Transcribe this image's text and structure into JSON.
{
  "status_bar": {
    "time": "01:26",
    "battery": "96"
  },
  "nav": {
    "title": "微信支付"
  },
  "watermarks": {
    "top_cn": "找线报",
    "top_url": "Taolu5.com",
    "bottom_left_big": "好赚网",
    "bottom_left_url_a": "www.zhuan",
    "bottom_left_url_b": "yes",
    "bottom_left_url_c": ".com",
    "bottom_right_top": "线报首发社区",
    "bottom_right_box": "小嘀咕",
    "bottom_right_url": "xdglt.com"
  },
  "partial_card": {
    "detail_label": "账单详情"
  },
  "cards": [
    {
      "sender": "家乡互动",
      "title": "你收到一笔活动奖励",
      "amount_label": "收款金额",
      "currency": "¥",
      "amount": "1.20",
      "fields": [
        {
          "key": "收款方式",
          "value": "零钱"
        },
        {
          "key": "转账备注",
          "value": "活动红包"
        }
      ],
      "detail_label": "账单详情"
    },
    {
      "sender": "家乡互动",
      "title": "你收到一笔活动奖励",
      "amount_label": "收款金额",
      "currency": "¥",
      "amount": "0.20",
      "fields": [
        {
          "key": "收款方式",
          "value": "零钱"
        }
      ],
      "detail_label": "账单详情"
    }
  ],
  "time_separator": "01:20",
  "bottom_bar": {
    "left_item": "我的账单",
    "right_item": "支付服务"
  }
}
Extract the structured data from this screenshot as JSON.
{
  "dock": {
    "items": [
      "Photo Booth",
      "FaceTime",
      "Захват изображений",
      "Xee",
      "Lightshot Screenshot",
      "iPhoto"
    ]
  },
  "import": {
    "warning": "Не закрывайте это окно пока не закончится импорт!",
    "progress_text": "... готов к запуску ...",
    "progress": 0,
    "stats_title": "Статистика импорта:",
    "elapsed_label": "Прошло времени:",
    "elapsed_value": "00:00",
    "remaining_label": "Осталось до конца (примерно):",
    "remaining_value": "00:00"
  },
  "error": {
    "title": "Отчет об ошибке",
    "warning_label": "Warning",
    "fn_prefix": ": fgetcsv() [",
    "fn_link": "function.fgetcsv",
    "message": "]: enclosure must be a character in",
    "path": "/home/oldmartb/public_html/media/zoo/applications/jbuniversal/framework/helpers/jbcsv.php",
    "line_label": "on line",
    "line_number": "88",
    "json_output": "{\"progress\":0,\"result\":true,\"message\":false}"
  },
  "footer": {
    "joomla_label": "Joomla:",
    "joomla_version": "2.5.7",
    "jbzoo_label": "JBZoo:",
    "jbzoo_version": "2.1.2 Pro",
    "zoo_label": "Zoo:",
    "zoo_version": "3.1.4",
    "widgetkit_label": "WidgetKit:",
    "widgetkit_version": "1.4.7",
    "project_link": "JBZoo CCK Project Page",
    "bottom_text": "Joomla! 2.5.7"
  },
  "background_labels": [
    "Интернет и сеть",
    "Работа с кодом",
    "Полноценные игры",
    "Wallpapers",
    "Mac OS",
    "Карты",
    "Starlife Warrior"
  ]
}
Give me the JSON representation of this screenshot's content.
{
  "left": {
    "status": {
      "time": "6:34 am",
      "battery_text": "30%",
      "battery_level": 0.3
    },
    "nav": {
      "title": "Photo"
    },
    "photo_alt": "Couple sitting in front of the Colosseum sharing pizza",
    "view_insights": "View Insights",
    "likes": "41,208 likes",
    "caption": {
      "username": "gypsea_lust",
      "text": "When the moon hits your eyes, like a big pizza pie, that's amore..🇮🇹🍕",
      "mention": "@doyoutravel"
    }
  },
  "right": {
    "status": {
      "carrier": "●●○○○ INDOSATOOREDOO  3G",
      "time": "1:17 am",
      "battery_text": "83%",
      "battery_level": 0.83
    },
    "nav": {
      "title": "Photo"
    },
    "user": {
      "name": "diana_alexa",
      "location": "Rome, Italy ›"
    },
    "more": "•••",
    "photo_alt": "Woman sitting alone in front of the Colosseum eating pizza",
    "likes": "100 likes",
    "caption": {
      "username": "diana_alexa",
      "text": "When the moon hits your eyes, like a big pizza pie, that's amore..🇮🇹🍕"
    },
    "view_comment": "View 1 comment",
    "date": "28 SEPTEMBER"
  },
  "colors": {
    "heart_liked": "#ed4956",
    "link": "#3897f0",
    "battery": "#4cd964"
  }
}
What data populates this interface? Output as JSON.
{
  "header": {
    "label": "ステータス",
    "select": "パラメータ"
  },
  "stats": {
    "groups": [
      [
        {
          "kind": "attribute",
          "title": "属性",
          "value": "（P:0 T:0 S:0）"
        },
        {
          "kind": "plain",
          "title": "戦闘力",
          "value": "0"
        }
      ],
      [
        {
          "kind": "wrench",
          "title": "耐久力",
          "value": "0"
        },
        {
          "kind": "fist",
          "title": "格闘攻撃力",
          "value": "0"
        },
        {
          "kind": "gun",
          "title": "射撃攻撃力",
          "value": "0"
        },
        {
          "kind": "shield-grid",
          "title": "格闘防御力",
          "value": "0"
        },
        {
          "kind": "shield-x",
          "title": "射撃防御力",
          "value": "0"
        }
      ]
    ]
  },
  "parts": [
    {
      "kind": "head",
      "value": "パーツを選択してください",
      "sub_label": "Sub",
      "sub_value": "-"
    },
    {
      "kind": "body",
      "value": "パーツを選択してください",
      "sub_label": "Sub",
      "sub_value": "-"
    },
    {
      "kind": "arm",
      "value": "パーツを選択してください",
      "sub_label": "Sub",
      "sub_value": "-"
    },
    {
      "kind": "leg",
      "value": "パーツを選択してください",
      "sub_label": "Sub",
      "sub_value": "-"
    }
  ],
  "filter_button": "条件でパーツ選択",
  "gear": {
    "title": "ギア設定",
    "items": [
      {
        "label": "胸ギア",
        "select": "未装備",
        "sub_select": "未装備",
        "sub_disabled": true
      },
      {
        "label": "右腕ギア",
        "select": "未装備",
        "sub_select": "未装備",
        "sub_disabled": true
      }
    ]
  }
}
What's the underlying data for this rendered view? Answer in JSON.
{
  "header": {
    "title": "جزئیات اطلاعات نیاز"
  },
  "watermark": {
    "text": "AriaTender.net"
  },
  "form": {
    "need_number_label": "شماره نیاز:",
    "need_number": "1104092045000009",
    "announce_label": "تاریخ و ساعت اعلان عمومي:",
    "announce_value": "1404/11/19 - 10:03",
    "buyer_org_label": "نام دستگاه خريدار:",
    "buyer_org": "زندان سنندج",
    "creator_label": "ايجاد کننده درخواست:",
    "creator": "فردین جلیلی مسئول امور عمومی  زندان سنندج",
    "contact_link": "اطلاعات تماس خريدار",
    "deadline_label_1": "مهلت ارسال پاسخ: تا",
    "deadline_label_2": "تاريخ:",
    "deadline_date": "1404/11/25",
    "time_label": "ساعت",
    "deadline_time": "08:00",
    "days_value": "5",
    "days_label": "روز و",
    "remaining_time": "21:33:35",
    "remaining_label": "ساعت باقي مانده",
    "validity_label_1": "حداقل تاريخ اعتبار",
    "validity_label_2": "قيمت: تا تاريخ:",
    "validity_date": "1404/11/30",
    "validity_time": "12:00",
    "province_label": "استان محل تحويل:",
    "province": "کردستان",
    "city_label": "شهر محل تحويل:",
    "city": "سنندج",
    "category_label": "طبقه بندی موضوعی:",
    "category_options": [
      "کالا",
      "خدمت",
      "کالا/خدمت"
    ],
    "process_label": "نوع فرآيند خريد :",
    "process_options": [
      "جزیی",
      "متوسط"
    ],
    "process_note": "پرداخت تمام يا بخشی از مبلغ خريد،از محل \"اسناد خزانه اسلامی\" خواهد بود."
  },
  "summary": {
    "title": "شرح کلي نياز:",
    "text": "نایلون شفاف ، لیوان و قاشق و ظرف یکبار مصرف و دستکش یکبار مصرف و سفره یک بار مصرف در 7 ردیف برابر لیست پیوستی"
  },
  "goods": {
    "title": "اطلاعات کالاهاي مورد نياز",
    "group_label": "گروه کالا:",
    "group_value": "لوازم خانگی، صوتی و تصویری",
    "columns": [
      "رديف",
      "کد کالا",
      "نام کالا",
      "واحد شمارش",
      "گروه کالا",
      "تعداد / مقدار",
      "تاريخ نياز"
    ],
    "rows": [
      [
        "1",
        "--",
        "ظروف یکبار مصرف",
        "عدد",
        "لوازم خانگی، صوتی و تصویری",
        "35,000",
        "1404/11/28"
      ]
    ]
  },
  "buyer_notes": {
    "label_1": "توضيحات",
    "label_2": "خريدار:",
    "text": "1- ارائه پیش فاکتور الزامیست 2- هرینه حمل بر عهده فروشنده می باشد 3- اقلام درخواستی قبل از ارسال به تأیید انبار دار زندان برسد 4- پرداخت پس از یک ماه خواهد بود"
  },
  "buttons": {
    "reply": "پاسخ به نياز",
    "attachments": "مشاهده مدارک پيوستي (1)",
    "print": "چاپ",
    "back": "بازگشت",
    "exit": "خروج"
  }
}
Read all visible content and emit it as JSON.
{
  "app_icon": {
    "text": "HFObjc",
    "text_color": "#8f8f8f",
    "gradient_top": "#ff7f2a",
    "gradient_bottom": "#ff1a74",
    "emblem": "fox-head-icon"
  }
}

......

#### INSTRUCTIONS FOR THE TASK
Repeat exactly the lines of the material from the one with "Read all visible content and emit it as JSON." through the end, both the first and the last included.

#### EXERCISE SOLUTION
Read all visible content and emit it as JSON.
{
  "app_icon": {
    "text": "HFObjc",
    "text_color": "#8f8f8f",
    "gradient_top": "#ff7f2a",
    "gradient_bottom": "#ff1a74",
    "emblem": "fox-head-icon"
  }
}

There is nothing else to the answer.